Traditional Japanese

Some articles on japanese, traditional japanese, traditional:

Tōsha Roei
... Tōsha Roei (藤舎呂英?) (born 1966) is a Japanese percussionist in the tradition of traditional Japanese drama and dance ... member of the Tricycle, a group which brings together musicians and performers from a variety of traditional Japanese forms ... was presented with the Award of the Foundation for the Development of Traditional Japanese Culture in 2006 ...
Katsura Imperial Villa - Connections To Traditional Japanese and Buddhist Ideas
... Villa is a good example of the essence of Japanese traditional design ... Villa incorporates many traditional Japanese ideas ... One example of Katsura’s use of traditional ideas is its use of raised floors with tatami mats covering them ...
Chindon'ya - Performance
... usually in an eccentric version of traditional Japanese clothes ... parade through the streets playing various instruments, including both traditional Japanese instruments and western instruments ... They often play traditional Japanese tunes, military marches, or jazz ...
Japanese Architecture - Japanese Interior Design - Traditional Japanese Aesthetic
... What is generally identified as the Japanese aesthetic stems from ideals of Taoism, imported from China in ancient times ... Japanese culture is extremely diverse, as evidenced by the difference between Noh theatre and Kabuki theatre ... Japanese design is based strongly on craftsmanship, beauty, elaboration, and delicacy ...

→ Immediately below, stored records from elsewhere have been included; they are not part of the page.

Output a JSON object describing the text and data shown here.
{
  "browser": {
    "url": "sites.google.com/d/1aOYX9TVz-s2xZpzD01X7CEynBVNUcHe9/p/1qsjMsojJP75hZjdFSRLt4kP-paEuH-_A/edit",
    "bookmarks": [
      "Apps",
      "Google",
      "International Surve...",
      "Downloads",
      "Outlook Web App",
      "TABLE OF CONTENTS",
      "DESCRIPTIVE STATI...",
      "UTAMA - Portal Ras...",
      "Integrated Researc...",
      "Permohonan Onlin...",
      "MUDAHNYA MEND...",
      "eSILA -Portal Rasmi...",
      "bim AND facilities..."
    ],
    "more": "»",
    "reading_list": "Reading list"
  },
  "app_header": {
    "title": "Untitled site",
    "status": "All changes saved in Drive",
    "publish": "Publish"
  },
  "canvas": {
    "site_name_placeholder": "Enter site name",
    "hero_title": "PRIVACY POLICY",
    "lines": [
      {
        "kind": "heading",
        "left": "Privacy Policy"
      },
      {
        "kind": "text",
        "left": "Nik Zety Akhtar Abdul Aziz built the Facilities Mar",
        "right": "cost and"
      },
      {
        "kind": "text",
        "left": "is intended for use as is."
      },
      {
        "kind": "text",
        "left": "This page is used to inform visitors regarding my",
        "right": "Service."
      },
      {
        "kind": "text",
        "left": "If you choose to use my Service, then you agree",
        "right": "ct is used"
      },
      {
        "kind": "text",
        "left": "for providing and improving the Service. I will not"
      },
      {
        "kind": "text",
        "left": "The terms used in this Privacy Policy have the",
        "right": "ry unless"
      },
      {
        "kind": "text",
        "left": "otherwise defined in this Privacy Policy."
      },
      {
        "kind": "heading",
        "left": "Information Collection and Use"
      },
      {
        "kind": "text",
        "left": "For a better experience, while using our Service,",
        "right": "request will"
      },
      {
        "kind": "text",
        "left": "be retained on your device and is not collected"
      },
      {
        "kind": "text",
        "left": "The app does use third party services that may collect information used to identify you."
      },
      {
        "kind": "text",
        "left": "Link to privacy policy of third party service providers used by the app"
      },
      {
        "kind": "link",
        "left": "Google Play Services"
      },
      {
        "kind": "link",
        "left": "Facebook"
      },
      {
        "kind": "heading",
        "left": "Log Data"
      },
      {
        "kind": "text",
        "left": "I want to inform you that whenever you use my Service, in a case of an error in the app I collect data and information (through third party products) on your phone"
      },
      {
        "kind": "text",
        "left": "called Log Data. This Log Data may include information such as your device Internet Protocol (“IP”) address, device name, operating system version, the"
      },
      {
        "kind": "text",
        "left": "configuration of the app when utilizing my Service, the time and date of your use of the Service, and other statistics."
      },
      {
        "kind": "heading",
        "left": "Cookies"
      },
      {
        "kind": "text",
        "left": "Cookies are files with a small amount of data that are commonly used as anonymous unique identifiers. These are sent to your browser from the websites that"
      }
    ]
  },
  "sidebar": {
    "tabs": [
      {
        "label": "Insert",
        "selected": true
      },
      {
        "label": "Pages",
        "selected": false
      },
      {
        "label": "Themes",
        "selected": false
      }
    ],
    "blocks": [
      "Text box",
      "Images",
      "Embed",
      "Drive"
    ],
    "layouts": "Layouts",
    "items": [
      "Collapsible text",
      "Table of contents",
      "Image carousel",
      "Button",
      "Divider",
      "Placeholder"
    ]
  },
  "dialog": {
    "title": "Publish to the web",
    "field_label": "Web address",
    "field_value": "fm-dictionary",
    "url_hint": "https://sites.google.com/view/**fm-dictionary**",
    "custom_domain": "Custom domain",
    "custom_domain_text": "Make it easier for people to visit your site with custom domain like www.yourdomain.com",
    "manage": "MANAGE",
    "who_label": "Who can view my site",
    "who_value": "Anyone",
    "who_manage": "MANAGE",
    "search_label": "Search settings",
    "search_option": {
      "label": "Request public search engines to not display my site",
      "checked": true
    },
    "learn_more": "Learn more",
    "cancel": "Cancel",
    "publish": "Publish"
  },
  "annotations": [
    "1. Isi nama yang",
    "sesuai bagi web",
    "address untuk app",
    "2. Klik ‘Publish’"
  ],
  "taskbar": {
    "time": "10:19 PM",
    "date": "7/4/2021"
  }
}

Famous quotes containing the words japanese and/or traditional:

    No human being can tell what the Russians are going to do next, and I think the Japanese actions will depend much on what Russia decides to do both in Europe and the Far East—especially in Europe.
    Franklin D. Roosevelt (1882–1945)

    The invention of photography provided a radically new picture-making process—a process based not on synthesis but on selection. The difference was a basic one. Paintings were made—constructed from a storehouse of traditional schemes and skills and attitudes—but photographs, as the man on the street put, were taken.
    Jean Szarkowski (b. 1925)